[snip] Nice find. I guess we could add this to the list of "ugly code caused by calling functions without parenthesis. If parenthesis were not optional, I don't think that the code would behave in such a horrible way, right?
The problem isn't about optional parenthesis or properties. It's the fact that you can redefine a symbol to be something entierly different, and that this difference will only be seen if you are looking at the symbol through the "correct" type. C# also allows has this feature, but you have to state explicitly that you are hiding an existing symbol. D as a safe-by-default language should also require this.
Feb 22 2014
next sibling parent "francesco cattoglio" <francesco.cattoglio gmail.com> writes:
On Saturday, 22 February 2014 at 22:42:24 UTC, simendsjo wrote:

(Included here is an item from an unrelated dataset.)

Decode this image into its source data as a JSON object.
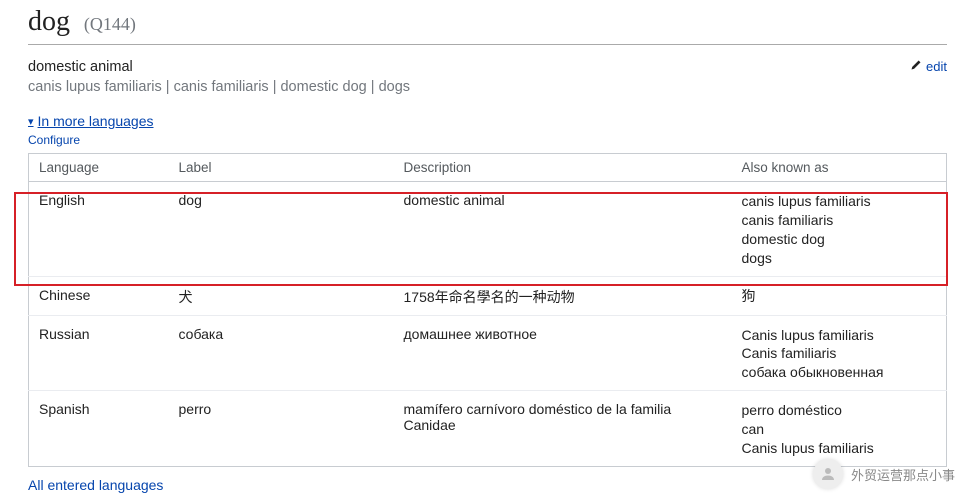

 The problem isn't about optional parenthesis or properties. 
 It's the fact that
 you can redefine a symbol to be something entierly different, 
 and that this
 difference will only be seen if you are looking at the symbol 
 through the
 "correct" type.
You are right. I thought that if we had forced parenthesis, the compiler would at least be able to understand what symbol you were referring to, but this is actually not the case.
Feb 22 2014
prev sibling parent reply luka8088 <luka8088 owave.net> writes:
On 22.2.2014. 23:43, simendsjo wrote:
 On 02/22/2014 11:33 PM, Francesco Cattoglio wrote:
 The problem isn't about optional parenthesis or properties. It's the
 fact that
 you can redefine a symbol to be something entierly different, and that this
 difference will only be seen if you are looking at the symbol through the
 "correct" type.
That is exactly what I wanted to point out! I reduced the example code to make that point more obvious: import std.stdio; class A { string x = "A"; } class B : A { // should it be legal to hide a symbol and redefine it to a new type? int x = 2; } //static assert (is(typeof(A.x) == typeof(B.x))); //Error: static assert (is(string == int)) is false void main () { B o = new B(); writeln((cast (A)o).x); // A writeln((cast (B)o).x); // 2 } http://dpaste.dzfl.pl/6ae4ac5de1bc
Feb 23 2014
parent luka8088 <luka8088 owave.net> writes:
On 23.2.2014. 13:51, luka8088 wrote:
 That is exactly what I wanted to point out! I reduced the example code
 to make that point more obvious:
Just one note. I know how this works currently in D and how it works in C++. What I am asking here is not how it works but is this a good idea as I just see it as a possible source of bugs without any benefit.
Feb 23 2014